Morrison couldn't say whether the rings were selling documents to terrorists.

The investigators, conducted by a dozen officers, targeted people who made and sold the documents, not those who bought them, Morrison said.

In their raids, police seized laptops, printers and cameras that they said were used to produce fake documents. Thousands of dollars and several weapons also were found.

Authorities shut down seven other fraudulent document rings in February.


Source

36 arrested in Valley sting targeting forged ID papers

Michael Kiefer
The Arizona Republic
Sept. 14, 2006 12:00 AM

A multiagency law enforcement task force on Wednesday arrested 36 individuals suspected of forging and selling fraudulent identification documents, according to a spokeswoman at the Arizona Attorney General's Office.

A Maricopa County Superior Court grand jury returned 10 indictments against people suspected of document forgery, and members of the Arizona Fraudulent Identification Task Force served search warrants on 16 addresses in Phoenix, Glendale and Scottsdale, where they seized computer and printing equipment.

Over the course of a two-month investigation, officers bought false government ID cards, Social Security cards, resident alien credentials and other documents.

The documents could be had for $100 and were made available within 30 minutes, according to the Attorney General's Office.

The sting "sends a very strong message on the streets," Attorney General Terry Goddard said.

The names of six of the people indicted were released Wednesday. Rodolfo Garcia Terrones, 34; Gabriel Visoso, 34; Mario Deaquino, 37; Daniel Garcia Castillo, 20; Raul Cuicoyatl Otero, 34; and Volivar Mendoza Duarte, 22; were charged with racketeering and multiple counts of forgery and trafficking in the identity of another.

The other four defendants were not identified because one is a minor and three have not yet been served with the indictments, according to a spokeswoman. The other people arrested were turned over to Immigration and Customs Enforcement agents.

The Arizona Fraudulent Identification Task Force was created last summer by Gov. Janet Napolitano.


Source

Edmundo Apodaca

Atrapan a falsificadores

Un cuerpo especial de élite, conformado por agentes de varias corporaciones policiacas, lograron la detención de una banda de falsificadores de documentos oficiales, a quienes les decomisaron armas, dinero y equipo de cómputo con el que fabricaban licencias, tarjetas de residentes y hasta tarjetas del Seguro Social.

Durante el operativo, efectuado en varias casas de seguridad, agentes policiacos lograron detener a quienes se dedicaban a este ilícito negocio, después de que le vendieron documentos falsos a policías encubiertos en una investigación que duró aproximadamente dos meses.
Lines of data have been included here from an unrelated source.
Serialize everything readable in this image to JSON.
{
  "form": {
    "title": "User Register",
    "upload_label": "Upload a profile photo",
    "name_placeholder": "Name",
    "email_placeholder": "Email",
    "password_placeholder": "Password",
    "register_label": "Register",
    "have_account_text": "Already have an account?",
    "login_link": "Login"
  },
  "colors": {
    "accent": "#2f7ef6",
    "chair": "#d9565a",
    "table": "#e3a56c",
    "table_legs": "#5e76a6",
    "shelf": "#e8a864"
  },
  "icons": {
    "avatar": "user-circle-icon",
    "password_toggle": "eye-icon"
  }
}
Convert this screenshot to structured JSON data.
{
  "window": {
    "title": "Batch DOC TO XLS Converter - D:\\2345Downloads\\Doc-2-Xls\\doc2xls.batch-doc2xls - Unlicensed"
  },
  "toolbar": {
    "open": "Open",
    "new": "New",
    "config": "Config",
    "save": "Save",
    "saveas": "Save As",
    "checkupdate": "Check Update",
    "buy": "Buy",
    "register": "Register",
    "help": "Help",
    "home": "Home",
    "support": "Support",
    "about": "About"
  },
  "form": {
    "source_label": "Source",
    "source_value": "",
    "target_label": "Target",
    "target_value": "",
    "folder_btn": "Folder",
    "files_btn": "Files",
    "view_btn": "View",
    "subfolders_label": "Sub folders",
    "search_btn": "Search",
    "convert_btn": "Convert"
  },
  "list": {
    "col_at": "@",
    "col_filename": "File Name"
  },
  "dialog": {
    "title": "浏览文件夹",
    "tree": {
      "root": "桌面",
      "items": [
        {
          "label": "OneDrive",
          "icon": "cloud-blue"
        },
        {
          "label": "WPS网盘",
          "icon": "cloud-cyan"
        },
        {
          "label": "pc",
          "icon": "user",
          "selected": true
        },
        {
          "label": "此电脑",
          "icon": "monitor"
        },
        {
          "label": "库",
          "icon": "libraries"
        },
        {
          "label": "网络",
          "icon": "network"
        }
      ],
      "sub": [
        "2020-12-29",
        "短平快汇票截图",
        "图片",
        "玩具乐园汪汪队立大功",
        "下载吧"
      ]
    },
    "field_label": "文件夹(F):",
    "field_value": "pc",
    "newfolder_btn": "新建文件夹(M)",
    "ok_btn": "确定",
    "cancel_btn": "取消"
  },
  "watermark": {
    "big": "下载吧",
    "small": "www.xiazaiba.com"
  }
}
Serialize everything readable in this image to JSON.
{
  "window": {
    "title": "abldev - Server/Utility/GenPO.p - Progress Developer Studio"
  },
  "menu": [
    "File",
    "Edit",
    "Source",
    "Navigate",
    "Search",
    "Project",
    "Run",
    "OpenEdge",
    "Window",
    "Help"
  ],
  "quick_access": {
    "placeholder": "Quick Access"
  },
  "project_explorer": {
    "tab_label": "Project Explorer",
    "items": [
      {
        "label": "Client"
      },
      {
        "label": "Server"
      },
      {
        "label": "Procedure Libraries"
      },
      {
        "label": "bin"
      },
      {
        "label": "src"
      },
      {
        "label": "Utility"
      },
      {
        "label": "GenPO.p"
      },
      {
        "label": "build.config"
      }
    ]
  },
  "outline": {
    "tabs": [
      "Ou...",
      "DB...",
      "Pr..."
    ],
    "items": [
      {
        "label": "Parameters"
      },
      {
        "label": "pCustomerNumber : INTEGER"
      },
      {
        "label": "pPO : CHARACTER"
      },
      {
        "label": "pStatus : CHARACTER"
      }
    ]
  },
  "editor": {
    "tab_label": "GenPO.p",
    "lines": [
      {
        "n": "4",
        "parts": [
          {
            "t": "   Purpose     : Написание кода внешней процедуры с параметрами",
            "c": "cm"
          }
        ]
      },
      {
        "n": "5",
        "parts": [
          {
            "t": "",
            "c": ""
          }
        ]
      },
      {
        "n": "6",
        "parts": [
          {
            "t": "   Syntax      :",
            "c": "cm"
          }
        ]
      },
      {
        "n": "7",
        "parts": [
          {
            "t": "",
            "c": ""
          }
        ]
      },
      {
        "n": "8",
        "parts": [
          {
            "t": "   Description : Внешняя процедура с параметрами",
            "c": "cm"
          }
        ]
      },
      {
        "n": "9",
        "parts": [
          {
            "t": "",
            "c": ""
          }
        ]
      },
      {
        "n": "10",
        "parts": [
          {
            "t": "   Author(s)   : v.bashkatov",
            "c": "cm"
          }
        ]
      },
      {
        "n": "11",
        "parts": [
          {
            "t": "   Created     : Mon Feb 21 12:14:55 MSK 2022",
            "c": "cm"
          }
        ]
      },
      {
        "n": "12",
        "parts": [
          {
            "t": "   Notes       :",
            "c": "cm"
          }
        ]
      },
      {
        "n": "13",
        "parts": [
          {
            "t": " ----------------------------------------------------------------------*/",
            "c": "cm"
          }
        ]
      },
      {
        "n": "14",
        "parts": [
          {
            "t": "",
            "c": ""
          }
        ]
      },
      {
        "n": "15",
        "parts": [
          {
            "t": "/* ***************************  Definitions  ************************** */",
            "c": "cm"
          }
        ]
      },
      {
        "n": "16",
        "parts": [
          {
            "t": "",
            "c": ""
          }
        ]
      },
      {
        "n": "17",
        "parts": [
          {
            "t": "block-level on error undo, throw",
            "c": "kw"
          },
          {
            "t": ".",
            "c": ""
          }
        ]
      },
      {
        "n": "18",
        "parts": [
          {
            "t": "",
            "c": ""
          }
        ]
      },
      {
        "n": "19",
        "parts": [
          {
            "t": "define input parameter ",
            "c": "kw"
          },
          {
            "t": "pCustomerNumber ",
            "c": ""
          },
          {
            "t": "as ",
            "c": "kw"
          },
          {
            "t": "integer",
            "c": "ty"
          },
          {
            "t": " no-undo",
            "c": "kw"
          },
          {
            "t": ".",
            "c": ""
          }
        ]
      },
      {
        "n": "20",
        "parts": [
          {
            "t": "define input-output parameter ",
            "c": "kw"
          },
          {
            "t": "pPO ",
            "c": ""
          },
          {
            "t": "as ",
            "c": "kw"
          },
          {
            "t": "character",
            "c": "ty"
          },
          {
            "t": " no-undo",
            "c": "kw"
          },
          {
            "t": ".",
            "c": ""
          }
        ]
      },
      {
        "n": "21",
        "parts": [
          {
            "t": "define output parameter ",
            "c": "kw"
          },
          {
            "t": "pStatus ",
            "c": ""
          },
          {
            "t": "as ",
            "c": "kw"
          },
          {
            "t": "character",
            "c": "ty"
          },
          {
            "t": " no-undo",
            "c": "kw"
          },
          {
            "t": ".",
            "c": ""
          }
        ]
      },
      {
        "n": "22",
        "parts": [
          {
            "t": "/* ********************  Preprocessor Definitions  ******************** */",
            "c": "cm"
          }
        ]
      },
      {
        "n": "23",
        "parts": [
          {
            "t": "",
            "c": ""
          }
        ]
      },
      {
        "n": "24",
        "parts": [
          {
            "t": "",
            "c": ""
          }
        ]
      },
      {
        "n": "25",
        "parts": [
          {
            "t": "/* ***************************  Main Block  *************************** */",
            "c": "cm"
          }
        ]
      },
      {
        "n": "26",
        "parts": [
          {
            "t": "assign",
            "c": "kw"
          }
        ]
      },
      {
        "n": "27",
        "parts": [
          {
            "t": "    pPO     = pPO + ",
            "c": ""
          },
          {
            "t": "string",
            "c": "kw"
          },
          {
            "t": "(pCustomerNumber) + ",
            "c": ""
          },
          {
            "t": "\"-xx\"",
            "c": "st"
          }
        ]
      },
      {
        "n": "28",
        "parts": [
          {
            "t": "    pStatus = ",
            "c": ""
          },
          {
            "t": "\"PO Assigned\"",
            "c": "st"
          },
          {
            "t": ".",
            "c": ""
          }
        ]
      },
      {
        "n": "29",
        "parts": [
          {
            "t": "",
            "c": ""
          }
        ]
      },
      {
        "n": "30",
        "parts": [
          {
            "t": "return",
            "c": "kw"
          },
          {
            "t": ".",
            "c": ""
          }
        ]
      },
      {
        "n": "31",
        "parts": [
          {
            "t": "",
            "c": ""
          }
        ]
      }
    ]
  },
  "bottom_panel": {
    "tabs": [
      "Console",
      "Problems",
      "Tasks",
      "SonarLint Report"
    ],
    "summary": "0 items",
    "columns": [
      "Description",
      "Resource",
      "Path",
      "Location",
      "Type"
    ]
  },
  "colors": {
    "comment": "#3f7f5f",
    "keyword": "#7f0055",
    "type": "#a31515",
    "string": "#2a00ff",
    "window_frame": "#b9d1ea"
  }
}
En conferencia de prensa, donde estuvieron presentes el procurador de Justicia de Arizona, Terry Goddard; la directora del Departamento de Licor del estado, Leesa Berens; el sheriff Joe Arpaio, así como oficiales y jefes de las diferentes corporaciones policiacas que participan en la lucha contra el fraude y el robo de identidad, quedó claro que no permitirán que continúe en aumento la falsificación de documentos, uno de los delitos más frecuentes en el estado de Arizona.